Parents and Families
Children’s Personal Rights in Child Care
Produced by the Community Care Licensing Division of the California Department of Social Services
Bye bye. See daddy later. Bye bye.
[Outside, a dad says goodbye to his daughter. Another child sees him leave and becomes distressed.]
That makes you sad. Can I give you a hug, sweetie?
[The child walks to the teacher for a hug.]
I like Russ a lot, too. He’s a lot of fun. And we’ll see Russ later when he comes to get Amber. Would you like to do some more bubbles with us?
In California, children have personal rights all their own when they are in licensed childcare. [Onscreen, series host.] Childcare providers must know, understand, and protect these personal rights.
[Two licensing representatives speak.]
Community Care Licensing Representative 1:
Your commitment to children’s personal rights is an important part of promoting the emotional and physical well-being of the children in your care.
Community Care Licensing Representative 2:
All adults working in childcare, whether staff members or volunteers, must protect these rights according to state laws and regulations.
CCL Rep 1:
Violating children’s personal rights in any way is an immediate health and safety risk, and requires immediate corrective action. In addition, a civil penalty may be assessed.
[The host speaks, and the questions she asks are displayed on a white board.]
What are children’s personal rights in childcare? Please be sure to review the full list of personal rights on the Community Care Licensing website.
[The host speaks as the corresponding content is displayed onscreen.]
- Children have the right not to be spanked, slapped, or physically hurt for any reason whatsoever.
- Children’s sleep should not be interrupted, and they should not be kept from the use of the bathroom.
- Food cannot be withheld from children in order to discipline them.
- Children have the right to be free of mental abuse, such as coercion, intimidation, humiliation, ridicule, or threats. These are not allowed.
- Children can’t be locked in a room or building.
However, facilities may keep exterior doors and windows locked as long as they remain in compliance with local fire codes for a large family home or center.
- Children cannot be placed or restrained in any device if it’s not being used for its original purpose. For example, high chairs are for use only during meal time. Car seats are used only for transportation.

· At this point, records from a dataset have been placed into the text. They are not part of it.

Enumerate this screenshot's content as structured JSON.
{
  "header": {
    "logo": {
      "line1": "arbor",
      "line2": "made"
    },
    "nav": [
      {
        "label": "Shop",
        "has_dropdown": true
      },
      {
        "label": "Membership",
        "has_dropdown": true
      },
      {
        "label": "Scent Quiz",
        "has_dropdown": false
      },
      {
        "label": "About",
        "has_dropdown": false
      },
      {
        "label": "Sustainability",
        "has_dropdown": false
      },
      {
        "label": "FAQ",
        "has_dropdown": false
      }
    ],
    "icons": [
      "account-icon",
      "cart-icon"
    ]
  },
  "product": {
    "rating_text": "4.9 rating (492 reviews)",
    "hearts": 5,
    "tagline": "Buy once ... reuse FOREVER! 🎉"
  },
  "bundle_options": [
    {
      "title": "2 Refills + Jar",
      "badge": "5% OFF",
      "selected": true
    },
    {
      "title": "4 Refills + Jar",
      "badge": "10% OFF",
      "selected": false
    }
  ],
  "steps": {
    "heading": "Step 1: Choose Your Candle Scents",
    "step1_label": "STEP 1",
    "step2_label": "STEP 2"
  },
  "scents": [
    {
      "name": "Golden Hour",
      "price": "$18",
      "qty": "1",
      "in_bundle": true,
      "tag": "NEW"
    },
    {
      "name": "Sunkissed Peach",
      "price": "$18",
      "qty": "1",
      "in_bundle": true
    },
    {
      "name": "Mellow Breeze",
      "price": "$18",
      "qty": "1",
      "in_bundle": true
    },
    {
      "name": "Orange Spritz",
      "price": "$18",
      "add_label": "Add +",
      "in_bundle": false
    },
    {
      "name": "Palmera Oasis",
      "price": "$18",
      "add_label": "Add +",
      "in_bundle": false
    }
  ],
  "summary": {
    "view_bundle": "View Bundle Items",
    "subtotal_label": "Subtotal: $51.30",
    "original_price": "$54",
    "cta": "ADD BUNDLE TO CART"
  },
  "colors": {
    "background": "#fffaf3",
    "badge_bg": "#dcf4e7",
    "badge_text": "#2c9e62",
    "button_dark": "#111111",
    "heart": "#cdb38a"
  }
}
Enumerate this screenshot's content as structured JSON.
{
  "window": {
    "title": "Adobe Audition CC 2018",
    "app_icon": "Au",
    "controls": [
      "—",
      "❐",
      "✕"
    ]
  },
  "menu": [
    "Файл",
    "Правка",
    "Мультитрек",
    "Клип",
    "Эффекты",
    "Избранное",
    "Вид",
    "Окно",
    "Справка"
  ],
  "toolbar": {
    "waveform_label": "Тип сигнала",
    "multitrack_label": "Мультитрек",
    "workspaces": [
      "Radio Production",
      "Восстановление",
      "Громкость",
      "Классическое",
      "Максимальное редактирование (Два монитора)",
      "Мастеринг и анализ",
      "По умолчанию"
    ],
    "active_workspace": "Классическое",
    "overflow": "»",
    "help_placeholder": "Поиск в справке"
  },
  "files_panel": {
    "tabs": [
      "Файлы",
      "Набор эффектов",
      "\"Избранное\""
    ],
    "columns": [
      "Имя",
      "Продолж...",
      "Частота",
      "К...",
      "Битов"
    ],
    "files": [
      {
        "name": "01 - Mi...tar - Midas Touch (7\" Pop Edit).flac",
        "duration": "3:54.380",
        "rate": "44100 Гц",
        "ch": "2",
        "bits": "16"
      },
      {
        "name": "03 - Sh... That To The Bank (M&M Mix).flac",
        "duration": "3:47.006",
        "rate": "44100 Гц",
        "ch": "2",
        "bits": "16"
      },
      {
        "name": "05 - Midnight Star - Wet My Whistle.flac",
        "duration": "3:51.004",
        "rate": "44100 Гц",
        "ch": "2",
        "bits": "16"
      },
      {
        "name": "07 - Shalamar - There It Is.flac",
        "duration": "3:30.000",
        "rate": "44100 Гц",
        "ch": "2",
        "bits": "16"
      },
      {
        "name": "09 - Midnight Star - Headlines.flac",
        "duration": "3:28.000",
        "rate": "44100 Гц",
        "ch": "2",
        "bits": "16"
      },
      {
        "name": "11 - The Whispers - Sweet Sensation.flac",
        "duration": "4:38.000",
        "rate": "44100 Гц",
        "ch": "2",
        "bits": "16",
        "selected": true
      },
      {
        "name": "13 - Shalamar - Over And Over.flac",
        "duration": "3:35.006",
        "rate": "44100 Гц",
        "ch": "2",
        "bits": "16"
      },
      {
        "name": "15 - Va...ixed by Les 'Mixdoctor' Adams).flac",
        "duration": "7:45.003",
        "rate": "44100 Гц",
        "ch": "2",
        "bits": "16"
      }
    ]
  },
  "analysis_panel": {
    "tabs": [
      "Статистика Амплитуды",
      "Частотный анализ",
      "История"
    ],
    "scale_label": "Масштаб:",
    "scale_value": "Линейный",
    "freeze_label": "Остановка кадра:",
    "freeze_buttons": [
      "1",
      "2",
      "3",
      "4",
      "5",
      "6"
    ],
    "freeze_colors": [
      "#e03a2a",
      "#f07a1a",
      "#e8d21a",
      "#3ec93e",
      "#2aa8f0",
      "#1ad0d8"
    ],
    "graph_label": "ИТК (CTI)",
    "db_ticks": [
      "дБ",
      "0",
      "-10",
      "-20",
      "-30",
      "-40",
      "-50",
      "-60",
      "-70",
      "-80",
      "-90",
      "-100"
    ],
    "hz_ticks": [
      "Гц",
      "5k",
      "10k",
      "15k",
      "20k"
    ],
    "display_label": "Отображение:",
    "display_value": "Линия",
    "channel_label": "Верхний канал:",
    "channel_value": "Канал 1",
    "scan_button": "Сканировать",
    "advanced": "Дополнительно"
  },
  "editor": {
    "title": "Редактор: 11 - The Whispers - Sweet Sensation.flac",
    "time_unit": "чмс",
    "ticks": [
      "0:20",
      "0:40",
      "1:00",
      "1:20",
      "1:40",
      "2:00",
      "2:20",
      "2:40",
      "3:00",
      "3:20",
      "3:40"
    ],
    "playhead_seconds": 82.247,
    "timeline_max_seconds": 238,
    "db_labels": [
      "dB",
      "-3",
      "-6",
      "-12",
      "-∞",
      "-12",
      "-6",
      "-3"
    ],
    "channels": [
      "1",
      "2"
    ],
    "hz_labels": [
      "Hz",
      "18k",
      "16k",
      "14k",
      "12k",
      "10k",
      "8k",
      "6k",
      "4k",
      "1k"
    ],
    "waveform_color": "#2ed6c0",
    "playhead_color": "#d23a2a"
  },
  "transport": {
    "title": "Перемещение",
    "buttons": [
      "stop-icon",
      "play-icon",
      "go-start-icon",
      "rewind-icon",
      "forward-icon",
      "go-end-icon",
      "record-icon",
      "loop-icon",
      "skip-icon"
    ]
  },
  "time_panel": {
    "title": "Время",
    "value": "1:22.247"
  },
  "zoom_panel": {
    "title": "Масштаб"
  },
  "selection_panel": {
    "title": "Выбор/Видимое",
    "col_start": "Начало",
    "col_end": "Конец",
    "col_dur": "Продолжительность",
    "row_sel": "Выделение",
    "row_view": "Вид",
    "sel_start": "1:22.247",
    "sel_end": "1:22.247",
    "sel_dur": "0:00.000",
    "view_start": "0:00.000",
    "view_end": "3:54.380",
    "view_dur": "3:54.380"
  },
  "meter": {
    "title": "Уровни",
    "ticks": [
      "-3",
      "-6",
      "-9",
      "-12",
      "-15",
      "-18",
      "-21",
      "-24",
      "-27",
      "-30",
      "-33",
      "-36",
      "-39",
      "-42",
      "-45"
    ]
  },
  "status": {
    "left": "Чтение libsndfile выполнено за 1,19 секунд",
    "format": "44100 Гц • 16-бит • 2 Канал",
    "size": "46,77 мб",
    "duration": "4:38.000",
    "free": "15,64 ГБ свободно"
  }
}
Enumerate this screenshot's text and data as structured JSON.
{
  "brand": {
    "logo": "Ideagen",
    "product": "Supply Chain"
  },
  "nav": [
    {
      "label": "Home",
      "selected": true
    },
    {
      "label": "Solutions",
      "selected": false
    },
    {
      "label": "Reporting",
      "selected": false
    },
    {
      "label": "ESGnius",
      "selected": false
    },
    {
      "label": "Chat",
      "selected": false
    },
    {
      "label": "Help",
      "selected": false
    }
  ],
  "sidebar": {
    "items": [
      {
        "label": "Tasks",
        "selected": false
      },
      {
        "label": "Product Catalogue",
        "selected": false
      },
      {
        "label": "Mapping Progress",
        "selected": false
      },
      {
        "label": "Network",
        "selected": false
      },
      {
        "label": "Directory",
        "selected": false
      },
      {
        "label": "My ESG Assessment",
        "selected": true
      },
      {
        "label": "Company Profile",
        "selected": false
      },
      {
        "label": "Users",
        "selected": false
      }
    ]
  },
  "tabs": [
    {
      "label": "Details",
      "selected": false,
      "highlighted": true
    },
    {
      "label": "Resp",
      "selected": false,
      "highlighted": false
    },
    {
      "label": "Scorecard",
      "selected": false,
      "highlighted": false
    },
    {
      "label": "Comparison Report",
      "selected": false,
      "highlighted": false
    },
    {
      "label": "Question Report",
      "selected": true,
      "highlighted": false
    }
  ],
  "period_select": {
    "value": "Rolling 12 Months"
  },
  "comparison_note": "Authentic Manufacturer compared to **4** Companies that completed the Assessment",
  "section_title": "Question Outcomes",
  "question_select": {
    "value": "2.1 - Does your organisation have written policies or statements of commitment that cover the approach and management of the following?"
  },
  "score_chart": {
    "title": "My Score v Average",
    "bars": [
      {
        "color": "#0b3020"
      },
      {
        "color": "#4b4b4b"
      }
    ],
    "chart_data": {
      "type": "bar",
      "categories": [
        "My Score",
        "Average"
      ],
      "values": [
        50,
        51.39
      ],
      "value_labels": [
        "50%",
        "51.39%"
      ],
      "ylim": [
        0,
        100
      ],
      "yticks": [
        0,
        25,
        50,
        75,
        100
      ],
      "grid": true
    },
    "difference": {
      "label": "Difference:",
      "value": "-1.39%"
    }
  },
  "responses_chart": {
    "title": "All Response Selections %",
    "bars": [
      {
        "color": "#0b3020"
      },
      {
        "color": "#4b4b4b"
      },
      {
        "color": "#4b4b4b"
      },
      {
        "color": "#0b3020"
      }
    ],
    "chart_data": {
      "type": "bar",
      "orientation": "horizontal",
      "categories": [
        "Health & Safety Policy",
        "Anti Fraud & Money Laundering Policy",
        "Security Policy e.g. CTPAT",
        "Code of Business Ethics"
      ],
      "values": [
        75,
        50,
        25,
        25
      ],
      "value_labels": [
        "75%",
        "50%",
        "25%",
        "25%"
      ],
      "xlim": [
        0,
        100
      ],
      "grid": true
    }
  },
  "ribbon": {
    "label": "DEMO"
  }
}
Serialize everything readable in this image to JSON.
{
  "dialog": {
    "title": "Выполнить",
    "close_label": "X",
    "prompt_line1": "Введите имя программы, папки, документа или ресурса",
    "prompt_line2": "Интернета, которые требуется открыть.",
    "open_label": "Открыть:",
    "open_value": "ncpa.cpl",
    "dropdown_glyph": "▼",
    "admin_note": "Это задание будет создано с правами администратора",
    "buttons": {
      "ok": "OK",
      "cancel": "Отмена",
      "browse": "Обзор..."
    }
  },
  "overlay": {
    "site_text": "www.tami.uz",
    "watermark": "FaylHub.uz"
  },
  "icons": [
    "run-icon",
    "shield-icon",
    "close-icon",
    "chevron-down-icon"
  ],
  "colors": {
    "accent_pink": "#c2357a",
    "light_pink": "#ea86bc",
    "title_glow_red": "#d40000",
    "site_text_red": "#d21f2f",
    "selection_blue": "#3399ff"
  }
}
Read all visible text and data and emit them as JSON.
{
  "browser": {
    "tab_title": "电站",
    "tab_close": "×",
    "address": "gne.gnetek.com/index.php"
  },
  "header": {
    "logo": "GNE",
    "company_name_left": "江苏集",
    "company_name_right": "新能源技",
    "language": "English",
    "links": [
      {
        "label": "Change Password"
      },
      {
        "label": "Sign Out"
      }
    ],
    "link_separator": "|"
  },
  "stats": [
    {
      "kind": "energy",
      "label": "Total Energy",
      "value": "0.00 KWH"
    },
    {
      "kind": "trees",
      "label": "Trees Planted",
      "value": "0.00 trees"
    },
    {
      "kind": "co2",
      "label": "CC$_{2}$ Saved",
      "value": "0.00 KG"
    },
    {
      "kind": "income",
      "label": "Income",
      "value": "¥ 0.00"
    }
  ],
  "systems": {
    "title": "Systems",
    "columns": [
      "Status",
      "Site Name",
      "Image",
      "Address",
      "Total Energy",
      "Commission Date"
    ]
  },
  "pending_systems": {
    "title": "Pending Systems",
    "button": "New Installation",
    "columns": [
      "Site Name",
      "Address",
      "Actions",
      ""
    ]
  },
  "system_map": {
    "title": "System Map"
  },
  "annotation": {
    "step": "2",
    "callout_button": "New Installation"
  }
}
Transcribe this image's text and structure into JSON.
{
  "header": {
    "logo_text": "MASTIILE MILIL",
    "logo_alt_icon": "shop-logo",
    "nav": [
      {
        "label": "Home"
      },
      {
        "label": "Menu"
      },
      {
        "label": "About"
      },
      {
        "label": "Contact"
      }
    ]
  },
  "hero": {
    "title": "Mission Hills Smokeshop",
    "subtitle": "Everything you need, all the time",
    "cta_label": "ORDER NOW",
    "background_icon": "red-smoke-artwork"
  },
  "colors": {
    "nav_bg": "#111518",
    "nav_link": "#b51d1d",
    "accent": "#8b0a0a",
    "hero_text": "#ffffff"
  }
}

- Children can never be left alone in a car, including when they’ve fallen asleep in the vehicle.
- And you can never deny children prescribed medication or, if the situation arises, first aid or medical care.
These personal rights must be upheld by everyone working, volunteering, or having any contact with the children in a licensed childcare facility. As the licensee, you are responsible for ensuring that all adults understand and protect these personal rights.
What if a parent or family member requests actions that conflict with children’s rights?
Parents or family members may request that you treat their children in a way that is inconsistent with personal rights guaranteed to children in childcare. Perhaps a parent wants you to wash their child’s mouth out with soap, or withhold food if the child uses inappropriate language. You need to remind parents of the personal rights form they received when they enrolled their child in care.
[The corresponding form briefly appears.]
If needed, you can also review your facility’s discipline and guidance policy. Most importantly, work with families to address their concerns, while upholding each child’s personal rights.
How can I learn more about protecting children’s rights in childcare?
The licensing program analyst assigned to your facility can address questions you have about protecting children’s rights. In addition, the childcare resource and referral agency in your community may offer training on personal rights. This training can be made available to all adults working or volunteering in your facility.
Here are key points about children’s personal rights to keep in mind. As a childcare provider, you’re responsible for the emotional and physical well-being of the children in your care. Any violation of a child’s personal rights is considered an immediate health and safety risk, and can lead to further corrective action. In carrying out this responsibility, you need to ensure that all adults in your facility, including family members and volunteers, understand and protect the personal rights of children.
State of California